The Responsibility of Assisting Prisoners

By Adrian L. De Gennaro |

Attorneys do more than just ennoble incarcerated people when they read their letters and take seriously their complaints, such as horrific allegations of abuse or interference with medical care. By investigating and responding, counsel can shine a light on the darkness of the country's prison and jail systems—a darkness which is regularly ignored.

Free College Program Has Financial Flaw

By Yoni Levoritz |

New York's Excelsior Scholarship program has opened the door to a "free college education" to families in need. However, the law does not define the term 'family,' instead relying upon the definition in the Free Application for Federal Student Aid form, which would appear to allow applicants to game the system where divorced parents have a considerable income disparity.

Ruling Conflicts With New York Law

Jeffrey A. Jannuzzo writes: Your article, "Criminal Conviction Needed for Attorney Misconduct Finding," quoted a law professor to the effect that the Western District magistrate judge's recommendation "may be right." In fact, the magistrate's decision is directly contrary to New York law.

Judge Sheila Abdus-Salaam

Judge Embodied Spirit of Law Day

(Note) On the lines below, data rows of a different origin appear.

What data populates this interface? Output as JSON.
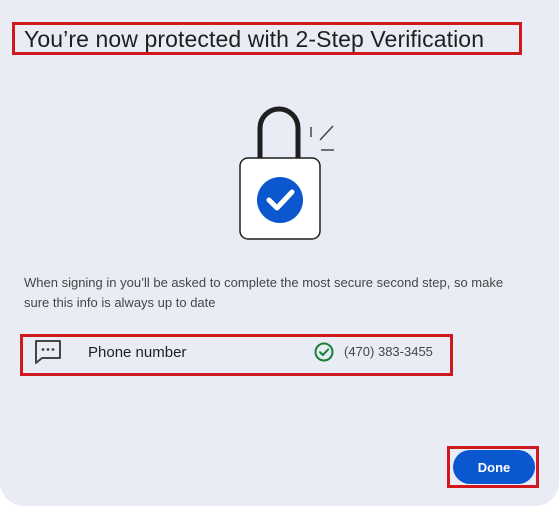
{
  "dialog": {
    "title": "You’re now protected with 2-Step Verification",
    "description": "When signing in you’ll be asked to complete the most secure second step, so make sure this info is always up to date",
    "method_row": {
      "icon": "message-icon",
      "label": "Phone number",
      "status_icon": "check-circle-icon",
      "value": "(470) 383-3455"
    },
    "done_label": "Done",
    "illustration": "padlock-with-check-icon"
  },
  "colors": {
    "background": "#e9ecf4",
    "accent": "#0b57d0",
    "success": "#188038",
    "annotation": "#d0191f"
  }
}
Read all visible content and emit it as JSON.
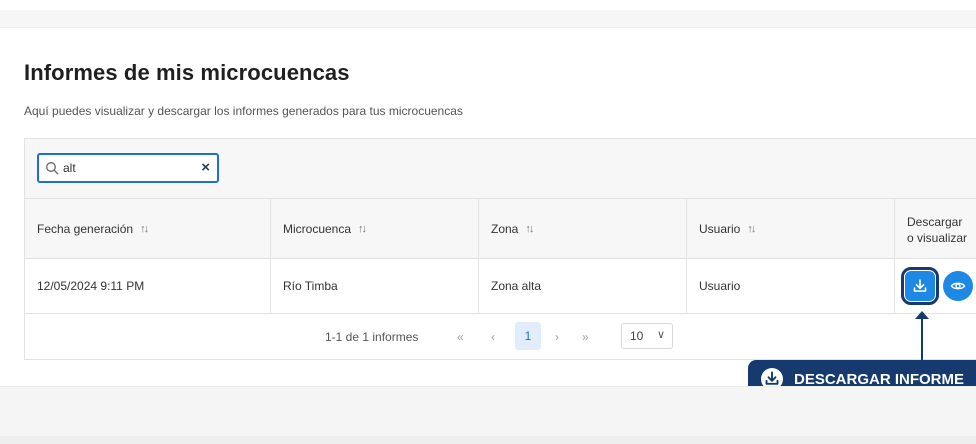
{
  "page": {
    "title": "Informes de mis microcuencas",
    "subtitle": "Aquí puedes visualizar y descargar los informes generados para tus microcuencas"
  },
  "search": {
    "value": "alt",
    "clear_icon": "×",
    "icon": "search-icon"
  },
  "table": {
    "columns": [
      {
        "label": "Fecha generación",
        "sortable": true
      },
      {
        "label": "Microcuenca",
        "sortable": true
      },
      {
        "label": "Zona",
        "sortable": true
      },
      {
        "label": "Usuario",
        "sortable": true
      },
      {
        "label": "Descargar o visualizar",
        "line1": "Descargar",
        "line2": "o visualizar",
        "sortable": false
      }
    ],
    "sort_glyph": "↑↓",
    "rows": [
      {
        "fecha": "12/05/2024 9:11 PM",
        "microcuenca": "Río Timba",
        "zona": "Zona alta",
        "usuario": "Usuario",
        "actions": [
          "download-icon",
          "eye-icon"
        ]
      }
    ]
  },
  "pagination": {
    "info": "1-1 de 1 informes",
    "first": "«",
    "prev": "‹",
    "current_page": "1",
    "next": "›",
    "last": "»",
    "page_size": "10",
    "page_size_chevron": "∨"
  },
  "callout": {
    "label": "DESCARGAR INFORME",
    "icon": "download-icon"
  },
  "colors": {
    "primary": "#1e88e5",
    "accent_dark": "#163a6e",
    "focus_border": "#1d6fd6",
    "header_bg": "#f7f7f8"
  }
}
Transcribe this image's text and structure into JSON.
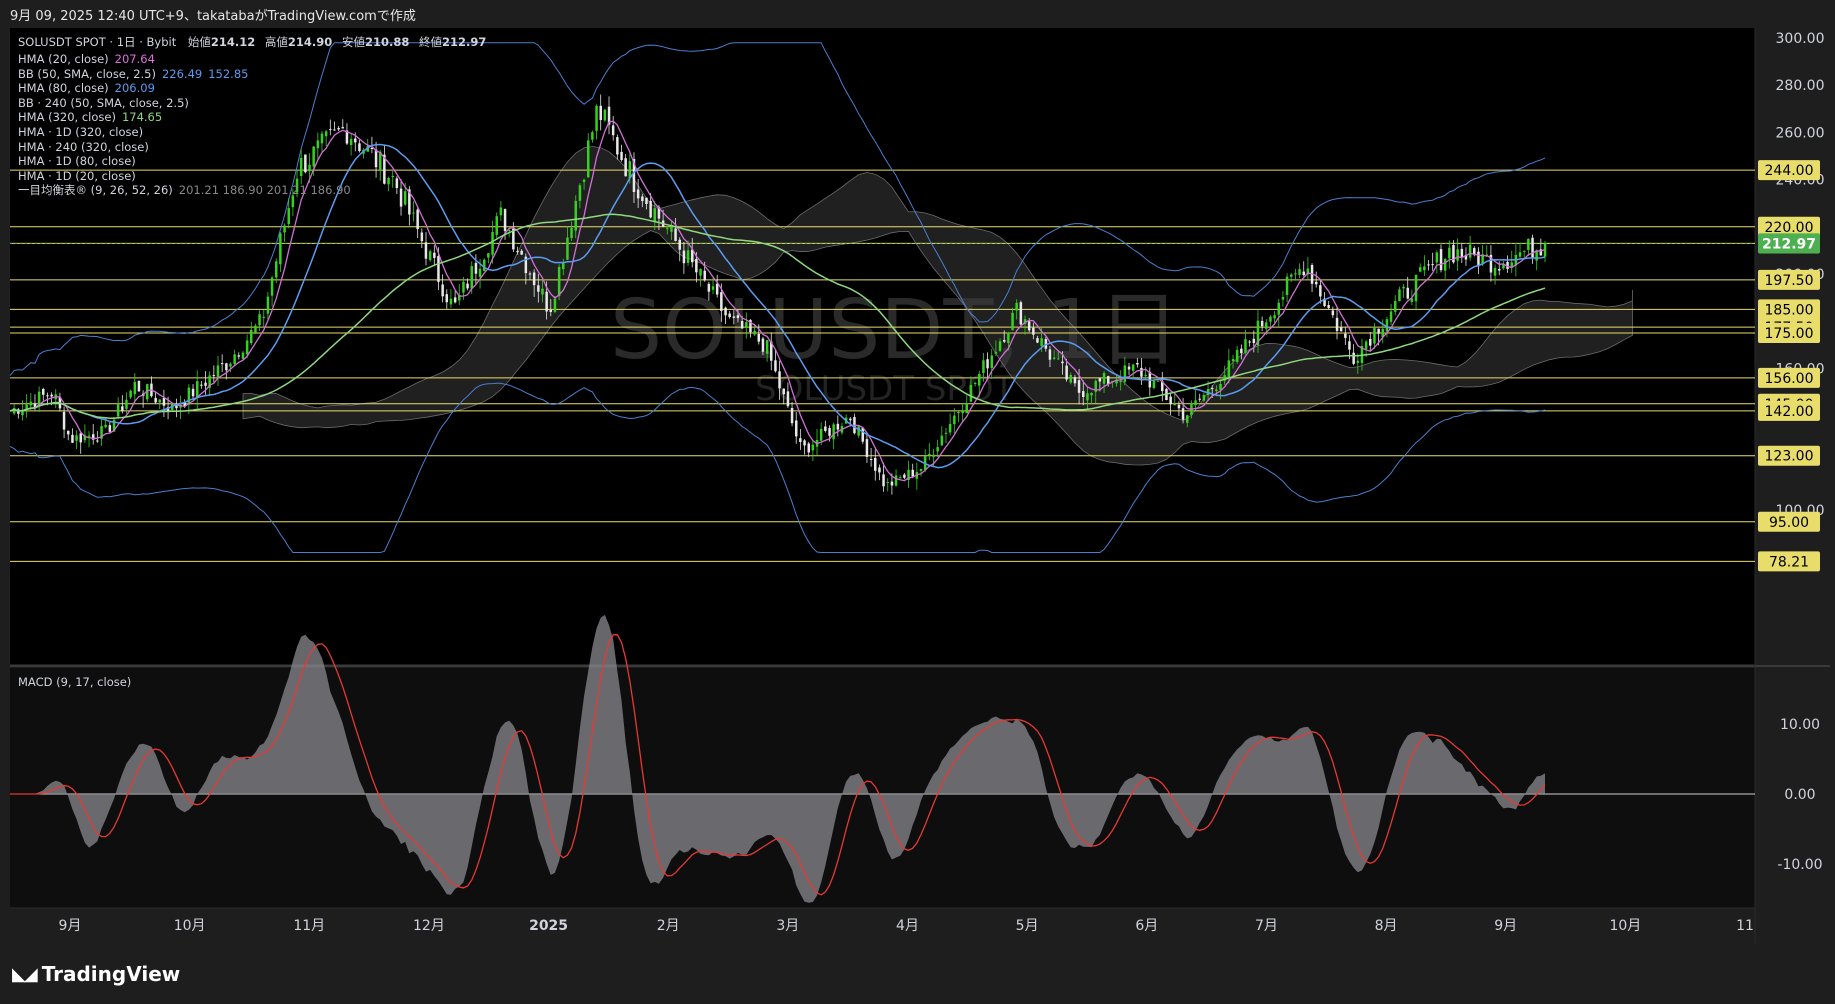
{
  "header": {
    "caption": "9月 09, 2025 12:40 UTC+9、takatabaがTradingView.comで作成"
  },
  "legend": {
    "symbol_line": {
      "label": "SOLUSDT SPOT · 1日 · Bybit",
      "open_label": "始値",
      "open": "214.12",
      "high_label": "高値",
      "high": "214.90",
      "low_label": "安値",
      "low": "210.88",
      "close_label": "終値",
      "close": "212.97"
    },
    "indicators": [
      {
        "label": "HMA (20, close)",
        "value": "207.64",
        "color": "#e070e0"
      },
      {
        "label": "BB (50, SMA, close, 2.5)",
        "value": "226.49",
        "value2": "152.85",
        "color": "#5b9cf0"
      },
      {
        "label": "HMA (80, close)",
        "value": "206.09",
        "color": "#5b9cf0"
      },
      {
        "label": "BB · 240 (50, SMA, close, 2.5)",
        "value": "",
        "value2": "",
        "color": "#d1d4dc"
      },
      {
        "label": "HMA (320, close)",
        "value": "174.65",
        "color": "#8fd880"
      },
      {
        "label": "HMA · 1D (320, close)",
        "value": "",
        "color": "#d1d4dc"
      },
      {
        "label": "HMA · 240 (320, close)",
        "value": "",
        "color": "#d1d4dc"
      },
      {
        "label": "HMA · 1D (80, close)",
        "value": "",
        "color": "#d1d4dc"
      },
      {
        "label": "HMA · 1D (20, close)",
        "value": "",
        "color": "#d1d4dc"
      },
      {
        "label": "一目均衡表® (9, 26, 52, 26)",
        "value": "201.21  186.90  201.21  186.90",
        "color": "#888888"
      }
    ]
  },
  "watermark": {
    "symbol": "SOLUSDT, 1日",
    "sub": "SOLUSDT SPOT"
  },
  "price_axis": {
    "ticks": [
      "300.00",
      "280.00",
      "260.00",
      "240.00",
      "200.00",
      "160.00",
      "100.00"
    ],
    "ticks_values": [
      300,
      280,
      260,
      240,
      200,
      160,
      100
    ],
    "hlines": [
      {
        "label": "244.00",
        "value": 244
      },
      {
        "label": "220.00",
        "value": 220
      },
      {
        "label": "213.00",
        "value": 213
      },
      {
        "label": "197.50",
        "value": 197.5
      },
      {
        "label": "185.00",
        "value": 185
      },
      {
        "label": "177.50",
        "value": 177.5
      },
      {
        "label": "175.00",
        "value": 175
      },
      {
        "label": "156.00",
        "value": 156
      },
      {
        "label": "145.00",
        "value": 145
      },
      {
        "label": "142.00",
        "value": 142
      },
      {
        "label": "123.00",
        "value": 123
      },
      {
        "label": "95.00",
        "value": 95
      },
      {
        "label": "78.21",
        "value": 78.21
      }
    ],
    "last_price": {
      "label": "212.97",
      "value": 212.97,
      "color": "#4caf50"
    },
    "hline_color": "#e8dd6a"
  },
  "macd_axis": {
    "title": "MACD (9, 17, close)",
    "ticks": [
      "10.00",
      "0.00",
      "-10.00"
    ],
    "ticks_values": [
      10,
      0,
      -10
    ]
  },
  "time_axis": {
    "labels": [
      "9月",
      "10月",
      "11月",
      "12月",
      "2025",
      "2月",
      "3月",
      "4月",
      "5月",
      "6月",
      "7月",
      "8月",
      "9月",
      "10月",
      "11"
    ]
  },
  "footer": {
    "brand": "TradingView"
  },
  "chart_data": {
    "type": "candlestick",
    "title": "SOLUSDT, 1日",
    "symbol": "SOLUSDT SPOT",
    "exchange": "Bybit",
    "timeframe": "1日",
    "ylim": [
      78.21,
      300
    ],
    "monthly_close_approx": [
      {
        "x": "2024-09",
        "y": 145
      },
      {
        "x": "2024-10",
        "y": 165
      },
      {
        "x": "2024-11",
        "y": 240
      },
      {
        "x": "2024-12",
        "y": 190
      },
      {
        "x": "2025-01",
        "y": 235
      },
      {
        "x": "2025-02",
        "y": 145
      },
      {
        "x": "2025-03",
        "y": 125
      },
      {
        "x": "2025-04",
        "y": 150
      },
      {
        "x": "2025-05",
        "y": 165
      },
      {
        "x": "2025-06",
        "y": 155
      },
      {
        "x": "2025-07",
        "y": 185
      },
      {
        "x": "2025-08",
        "y": 205
      },
      {
        "x": "2025-09",
        "y": 212.97
      }
    ],
    "series": [
      {
        "name": "HMA (20, close)",
        "last": 207.64
      },
      {
        "name": "BB (50, SMA, close, 2.5)",
        "upper": 226.49,
        "lower": 152.85
      },
      {
        "name": "HMA (80, close)",
        "last": 206.09
      },
      {
        "name": "HMA (320, close)",
        "last": 174.65
      }
    ],
    "last": {
      "open": 214.12,
      "high": 214.9,
      "low": 210.88,
      "close": 212.97
    },
    "macd_range": [
      -15,
      15
    ]
  }
}
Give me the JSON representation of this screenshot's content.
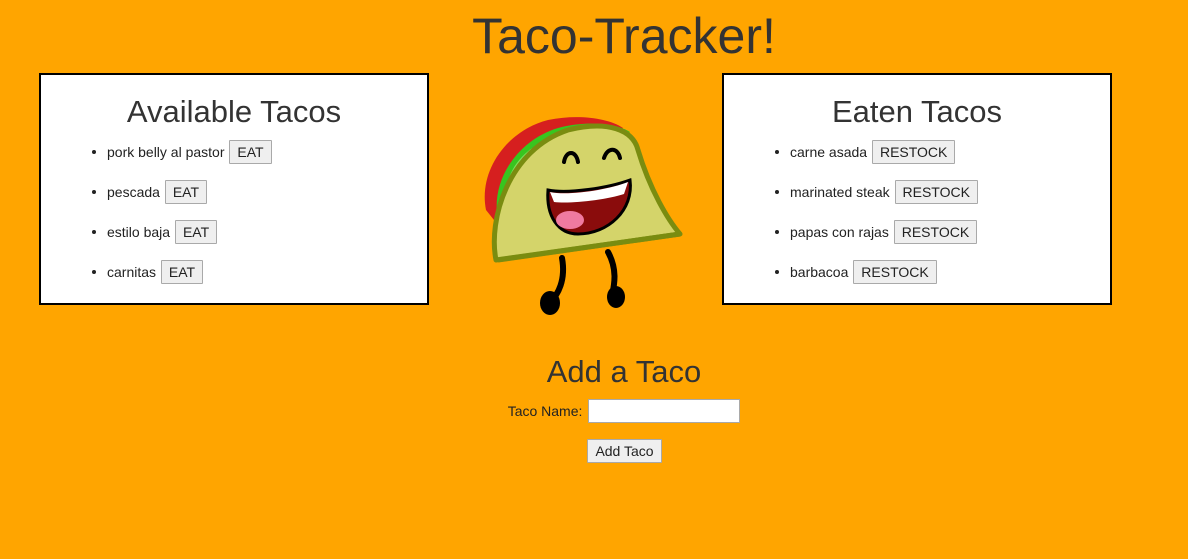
{
  "header": {
    "title": "Taco-Tracker!"
  },
  "available": {
    "heading": "Available Tacos",
    "button_label": "EAT",
    "items": [
      {
        "name": "pork belly al pastor"
      },
      {
        "name": "pescada"
      },
      {
        "name": "estilo baja"
      },
      {
        "name": "carnitas"
      }
    ]
  },
  "eaten": {
    "heading": "Eaten Tacos",
    "button_label": "RESTOCK",
    "items": [
      {
        "name": "carne asada"
      },
      {
        "name": "marinated steak"
      },
      {
        "name": "papas con rajas"
      },
      {
        "name": "barbacoa"
      }
    ]
  },
  "add_form": {
    "heading": "Add a Taco",
    "name_label": "Taco Name:",
    "name_value": "",
    "submit_label": "Add Taco"
  },
  "illustration": {
    "icon": "smiling-taco-icon"
  },
  "colors": {
    "background": "#FFA500",
    "panel": "#ffffff",
    "text": "#333333"
  }
}
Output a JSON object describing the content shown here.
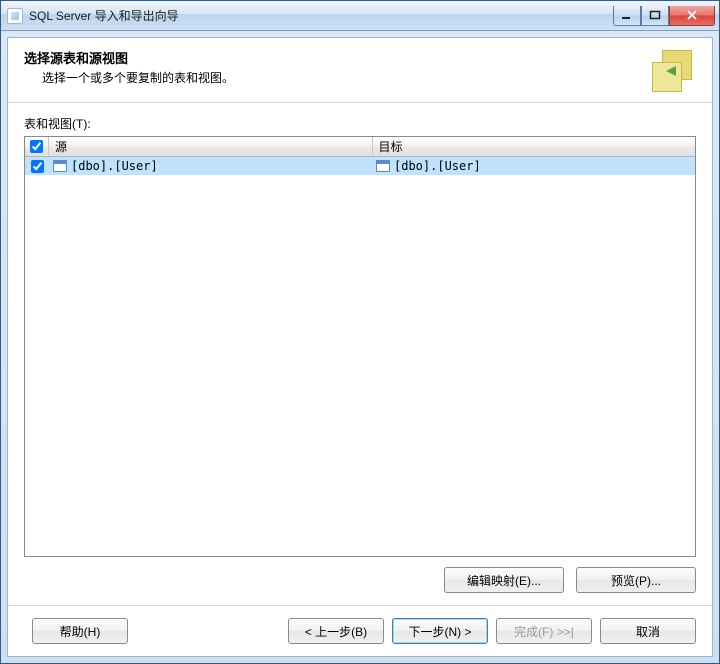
{
  "window": {
    "title": "SQL Server 导入和导出向导"
  },
  "header": {
    "title": "选择源表和源视图",
    "subtitle": "选择一个或多个要复制的表和视图。"
  },
  "list_label": "表和视图(T):",
  "columns": {
    "source": "源",
    "target": "目标"
  },
  "rows": [
    {
      "checked": true,
      "source": "[dbo].[User]",
      "target": "[dbo].[User]"
    }
  ],
  "buttons": {
    "edit_mapping": "编辑映射(E)...",
    "preview": "预览(P)...",
    "help": "帮助(H)",
    "back": "< 上一步(B)",
    "next_label": "下一步(N) >",
    "finish": "完成(F) >>|",
    "cancel": "取消"
  }
}
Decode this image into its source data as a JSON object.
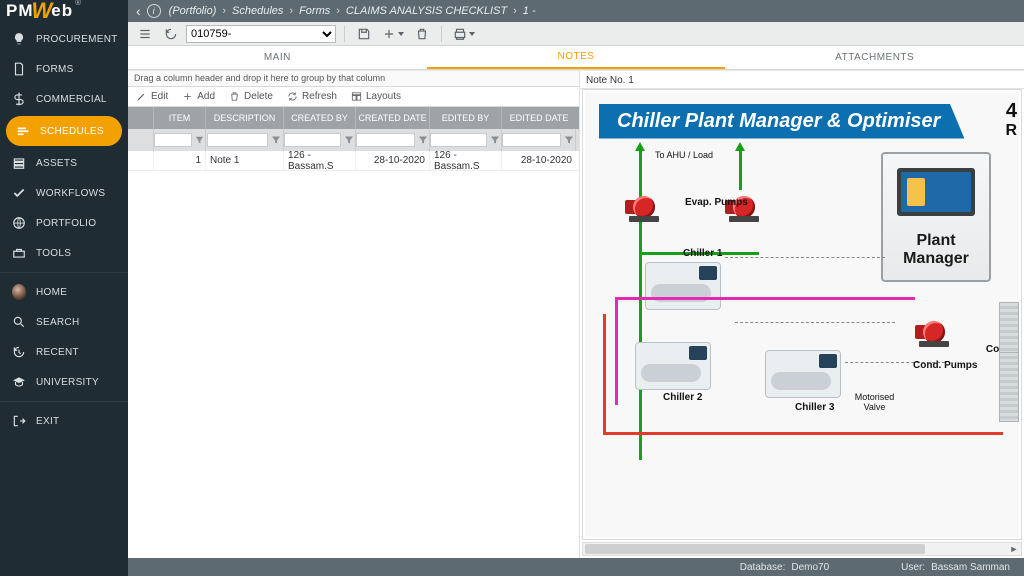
{
  "logo": {
    "pm": "PM",
    "w": "W",
    "eb": "eb",
    "reg": "®"
  },
  "breadcrumb": {
    "segments": [
      "(Portfolio)",
      "Schedules",
      "Forms",
      "CLAIMS ANALYSIS CHECKLIST",
      "1 -"
    ]
  },
  "toolbar": {
    "record_value": "010759-"
  },
  "sidebar": {
    "items": [
      {
        "label": "PROCUREMENT"
      },
      {
        "label": "FORMS"
      },
      {
        "label": "COMMERCIAL"
      },
      {
        "label": "SCHEDULES"
      },
      {
        "label": "ASSETS"
      },
      {
        "label": "WORKFLOWS"
      },
      {
        "label": "PORTFOLIO"
      },
      {
        "label": "TOOLS"
      }
    ],
    "lower": [
      {
        "label": "HOME"
      },
      {
        "label": "SEARCH"
      },
      {
        "label": "RECENT"
      },
      {
        "label": "UNIVERSITY"
      },
      {
        "label": "EXIT"
      }
    ]
  },
  "tabs": {
    "main": "MAIN",
    "notes": "NOTES",
    "attachments": "ATTACHMENTS"
  },
  "grid": {
    "group_hint": "Drag a column header and drop it here to group by that column",
    "buttons": {
      "edit": "Edit",
      "add": "Add",
      "delete": "Delete",
      "refresh": "Refresh",
      "layouts": "Layouts"
    },
    "headers": {
      "item": "ITEM",
      "description": "DESCRIPTION",
      "created_by": "CREATED BY",
      "created_date": "CREATED DATE",
      "edited_by": "EDITED BY",
      "edited_date": "EDITED DATE"
    },
    "rows": [
      {
        "item": "1",
        "description": "Note 1",
        "created_by": "126 - Bassam.S",
        "created_date": "28-10-2020",
        "edited_by": "126 - Bassam.S",
        "edited_date": "28-10-2020"
      }
    ]
  },
  "note": {
    "label": "Note No. 1",
    "diagram": {
      "title": "Chiller Plant Manager & Optimiser",
      "to_ahu": "To AHU / Load",
      "evap_pumps": "Evap. Pumps",
      "chiller1": "Chiller 1",
      "chiller2": "Chiller 2",
      "chiller3": "Chiller 3",
      "motorised_valve": "Motorised Valve",
      "cond_pumps": "Cond. Pumps",
      "cooling": "Coolin",
      "plant_manager": "Plant Manager",
      "rcut": "R"
    }
  },
  "status": {
    "db_label": "Database:",
    "db_value": "Demo70",
    "user_label": "User:",
    "user_value": "Bassam Samman"
  }
}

By A. Gail Prudenti |

Law Day (May 1) has a special significance for me because it celebrates the rule of law of and the triumph of right over might. This year, however, the festivity is a bit dimmed by the loss of a cherished friend who I viewed as the very embodiment of all that we celebrate on Law Day: Court of Appeals Judge Sheila Abdus-Salaam.

Judge Sheila Abdus-Salaam

Judge's Death a Loss to Co-op/Condo Bar

I appreciated the article concerning Court of Appeals Judge Sheila Abdus-Salaam's impact on the commercial bar. I think in some ways this was even a greater loss to the relatively small cooperative and condominium bar.

Ruling Should Prompt Appellate Update

One hoped-for effect of the Court of Appeals' approval of visual aids is that it might inspire the appellate division to re-examine the blanket prohibition against images in briefs.

U.S. Supreme Court

U.S. Arbitration at a 'Serious Crossroad'

By Richard Berman |

Judge Richard Berman writes: American arbitration is at a serious crossroad. Its many positive attributes (and many outstanding arbitrators) are rightfully being re-evaluated against some significant shortcomings, which may include collective action bans, secrecy, incorrect legal analyses, conflicts of interest, and perfunctory judicial review.

Court of Appeals Building, Albany, NY.

Juries Need Guidance on Cross-Racial IDs

By Karen Newirth |

The former prosecutors and judges profiled in your article are not alone in seeking to appear as amici in 'People v. Boone' to urge the use of a jury instruction on the increased risk of misidentification in all cases involving cross-race identifications. A range of diverse and well-respected organizations seek to file briefs, which speaks to the magnitude of the risk, the general consensus about the "cross-race effect" in the relevant scientific research and the view that a mandatory instruction can mitigate the risk.